Partisan Barbs
The Democratic and Republican committees come up with a variety of creative ideas to point out weaknesses in the presidential candidate of the opposing party.
Republican National Committee Democratic National Committee
On July 5, 2000 RNC's Victory 2000 launched its "Gore Line."  The daily sheet has four parts: a lead story ("Rx  Connections Make Rx Rhetoric A Prescription for Hipocrisy"), a "There He Gores Again" box, a "Reality Check" box, and information on Gore's activities that day.  Later in July the "Gore Line" went online >.
The DNC responded quickly to Bush's selection of Dick Cheney as his running mate.  The website went up on July 25, 2000, the day Bush announced his pick.
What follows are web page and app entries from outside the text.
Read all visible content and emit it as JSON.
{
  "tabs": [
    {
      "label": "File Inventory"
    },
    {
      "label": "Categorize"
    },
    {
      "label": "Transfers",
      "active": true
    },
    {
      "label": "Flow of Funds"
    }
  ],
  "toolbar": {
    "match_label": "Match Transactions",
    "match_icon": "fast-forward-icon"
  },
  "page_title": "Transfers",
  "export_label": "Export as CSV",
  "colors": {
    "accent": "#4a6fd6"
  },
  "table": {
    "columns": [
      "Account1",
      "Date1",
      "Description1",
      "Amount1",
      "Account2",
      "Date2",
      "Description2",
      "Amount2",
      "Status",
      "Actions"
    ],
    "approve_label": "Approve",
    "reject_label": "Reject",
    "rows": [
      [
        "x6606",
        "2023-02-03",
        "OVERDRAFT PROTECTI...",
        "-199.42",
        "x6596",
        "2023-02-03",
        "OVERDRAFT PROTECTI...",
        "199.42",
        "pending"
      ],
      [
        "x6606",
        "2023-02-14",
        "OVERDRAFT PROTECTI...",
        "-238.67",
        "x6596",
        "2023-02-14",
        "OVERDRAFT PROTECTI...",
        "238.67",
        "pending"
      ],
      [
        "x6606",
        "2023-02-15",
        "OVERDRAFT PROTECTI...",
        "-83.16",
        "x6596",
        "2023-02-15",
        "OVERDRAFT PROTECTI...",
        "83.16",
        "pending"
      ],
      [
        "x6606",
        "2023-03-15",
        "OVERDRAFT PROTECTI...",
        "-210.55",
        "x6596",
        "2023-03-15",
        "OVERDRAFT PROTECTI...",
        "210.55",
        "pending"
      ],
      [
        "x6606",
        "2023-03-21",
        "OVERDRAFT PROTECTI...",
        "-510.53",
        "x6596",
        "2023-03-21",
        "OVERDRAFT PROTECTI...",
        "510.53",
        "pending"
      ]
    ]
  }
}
The site described Cheney as "a Jesse Helms Republican who has voted repeatedly against working families."  Citing several dozen examples from Cheney's congressional voting record in the period from 1979 to 1987, the site said Cheney is "to the right of Newt Gingrich." >
In mid-May 2000 the RNC started putting out a series of daily releases pointing out in many different ways that although Sen. Bradley withdrew from the race back in March he has been noticeably reticent about formally endorsing Vice President Gore. 

CD released April 28, 2000 featured 18 cuts including "Internet Inventor" and "No Controlling Legal Authority."

T-shirt points out that Al Gore has held few press conferences: "I tried to ask GORE a question, but all I got was this lousy t-shirt."

Billboard put up near Gore campaign headquarters in Nashville, TN.

CD from the time of Sen. McCain's endorsement of Gov. Bush in May 2000 featured such cuts as "Bush's tax cut-2/20, East Lansing, MI" and "Pat Robertson Republican-2/28, Virginia Beach."

T-shirt inspired by Geoge W. Bush's controversial February 2000 appearance at Bob Jones University and his actions thereafter.

During Bush's first foray onto the campaign trail in June 1999 he spoke at the Lilac Luncheon in Manchester, NH.  One the sidewalk out front, Democrats waved DNC-produced signs suggesting that little was known about Bush's views.

Copyright 2000  Eric M. Appleman/Democracy in Action.